Remove foot from mouth…

April 23, 2007

Okay, yesterday I wasn’t actually predicting the Rangers would win ten in a row.  I was saying they could, if they could get hot at the bat.  Today they were hot for a short time, namely the fourth and fifth innings, where they scored four runs on seven hits.  But only one hit after the fifth left them 5-4 losers, and the streak is over at two.  Incidentally they’ve now had three two-game streaks, but not yet won three in a row.

I had to watch the game via the MLB Gameday system for the first time.  Our cable went out again this morning, like it does every few months.  Like Comcast before them, Time Warner says the problem is a weak signal from their office, but there’s nothing they will do about it.  I’ve been intending to switch to Verizon FIOS for a while, and I think this latest disruption will do it.

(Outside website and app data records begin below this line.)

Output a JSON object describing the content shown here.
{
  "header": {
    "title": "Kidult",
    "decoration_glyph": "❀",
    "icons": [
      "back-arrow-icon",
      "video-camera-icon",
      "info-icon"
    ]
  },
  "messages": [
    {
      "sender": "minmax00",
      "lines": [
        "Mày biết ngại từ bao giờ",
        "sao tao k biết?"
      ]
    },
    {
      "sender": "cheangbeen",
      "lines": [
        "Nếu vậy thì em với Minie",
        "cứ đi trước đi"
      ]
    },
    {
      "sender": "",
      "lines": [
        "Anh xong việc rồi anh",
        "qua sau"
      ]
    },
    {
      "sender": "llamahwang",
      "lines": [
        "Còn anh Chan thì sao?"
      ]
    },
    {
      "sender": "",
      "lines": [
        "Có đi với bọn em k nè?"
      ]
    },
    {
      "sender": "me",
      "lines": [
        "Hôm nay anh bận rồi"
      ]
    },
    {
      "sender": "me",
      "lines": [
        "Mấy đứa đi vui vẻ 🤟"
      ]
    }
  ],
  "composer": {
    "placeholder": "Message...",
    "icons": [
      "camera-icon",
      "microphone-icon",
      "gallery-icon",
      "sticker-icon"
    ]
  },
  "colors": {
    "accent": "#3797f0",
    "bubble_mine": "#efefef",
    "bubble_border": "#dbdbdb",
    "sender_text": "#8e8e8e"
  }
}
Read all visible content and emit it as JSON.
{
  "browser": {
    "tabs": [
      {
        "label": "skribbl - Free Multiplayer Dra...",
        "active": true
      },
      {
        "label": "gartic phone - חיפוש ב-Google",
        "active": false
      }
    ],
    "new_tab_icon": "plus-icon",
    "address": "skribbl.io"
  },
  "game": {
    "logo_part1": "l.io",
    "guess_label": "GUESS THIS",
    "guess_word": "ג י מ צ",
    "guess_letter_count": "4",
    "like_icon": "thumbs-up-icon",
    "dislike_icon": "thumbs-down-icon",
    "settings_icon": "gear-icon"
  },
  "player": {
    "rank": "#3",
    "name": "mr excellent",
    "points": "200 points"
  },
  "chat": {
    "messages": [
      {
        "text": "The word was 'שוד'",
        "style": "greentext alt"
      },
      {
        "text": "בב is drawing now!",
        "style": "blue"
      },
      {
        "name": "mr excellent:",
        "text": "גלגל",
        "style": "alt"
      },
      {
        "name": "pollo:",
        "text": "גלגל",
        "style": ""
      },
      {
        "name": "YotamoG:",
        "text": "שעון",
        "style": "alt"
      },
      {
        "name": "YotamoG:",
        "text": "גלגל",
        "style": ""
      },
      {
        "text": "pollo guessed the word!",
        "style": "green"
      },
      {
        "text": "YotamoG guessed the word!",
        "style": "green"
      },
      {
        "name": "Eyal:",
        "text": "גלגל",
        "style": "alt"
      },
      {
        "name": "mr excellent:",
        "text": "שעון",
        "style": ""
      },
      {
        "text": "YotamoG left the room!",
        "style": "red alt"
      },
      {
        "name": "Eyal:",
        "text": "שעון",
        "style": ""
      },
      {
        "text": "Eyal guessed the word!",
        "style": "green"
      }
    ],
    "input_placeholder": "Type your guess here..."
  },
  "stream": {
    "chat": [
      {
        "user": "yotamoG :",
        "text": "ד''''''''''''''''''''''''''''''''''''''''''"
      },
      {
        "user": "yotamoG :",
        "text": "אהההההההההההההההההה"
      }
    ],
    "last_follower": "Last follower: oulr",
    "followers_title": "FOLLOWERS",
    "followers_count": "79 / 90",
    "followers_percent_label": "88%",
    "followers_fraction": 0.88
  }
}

Anyway, Gameday was interesting, a little difficult to watch, a little annoying that I couldn’t resize it on my widescreen, and a little slow.  Maybe it’s just the pace of baseball, but waiting for a computer graphic of the game to update seems to take much longer than it does on tv.  A few glitches here and there didn’t help, such as in the bottom of the ninth, when Catalanotto made out, then Michael Young batted for several pitches, then Cat came back and had a few more pitches and made out again, then Teixeira had a few pitches, then Young came back and completed his at-bat, then Tex finished off.  A bit confusing as to exactly where we were for a little while.  The other problem with Gameday is getting to it:  I’m sure there’s an easier way than going to the Rangers website and digging through the links.  I’ve read some good things about the data, too, but that also seems difficult to get to.  More on that at a later date.

Still, a loss is a loss, and the bats are still cool.  Tomorrow it’s an afternoon game, and since I’m behind a firewall at work all I’ll know is the final score and the AP report.  I’ll also be following New Zealand against Sri Lanka in the World Cup Cricket semi-final, maybe NZ can at last take the extra step and make it to the final.  Two wins tomorrow would make the cable problems go away, for a short time at least.

Opening Thoughts

April 23, 2007

We’re now three weeks into the season, and the Rangers are 8-10.  That projects to 72-90, which would put them way out of contention.  But when you see that the A’s and Angels are both 9-9, and just one game ahead, you realize that not only are the Rangers very much in contention, but they may even be in the driving seat.

Okay, I might be stretching things there a little, but there’s logic behind that thought.  It’s all about the hitting, which is traditionally the Rangers strong point.  Right now the Rangers have a terrible offense.  Michael Young is hitting .171, Mark Teixeira doesn’t have a single home run, even Gerald Laird is struggling to keep his head above .100.  With the exception of Ian Kinsler, every single Ranger hitter is well below their career average.  Just based on the theory of regression to the mean, they’re all going to get better, and when they do, this team is going to get hot.  I could easily see a ten game win streak in the near future (in fact, after two wins against Oakland, they have two games against Seattle, two in Cleveland and four in Toronto, all pretty winnable games), and if that was to happen, the Rangers could put some distance between themselves and the other teams in the division.

The pitching hasn’t been as bad as usual, either.  Yes, you might say they have a combined 5.33 ERA, which from a Rangers standpoint is about average but from a league standpoint is poor.  But take out Padilla and McCarthy and that ERA drops to 4.54.  If those two can straighten themselves out, and there’s no reason to think they can’t, the Rangers are very much in contention.  Between Millwood and the outstanding Tejeda, I can see 35 wins.  If Padilla and McCarthy can get 25 between them, and the fifth starter (right now Kameron Loe) can get 10, that’s 70 wins.  Add in 20 from the bullpen and you’re looking at a 90 win division title.

If the Rangers were in any other division, they’d be at least three games out of first.  In the 2007 AL West, they might have the other teams just where they want them.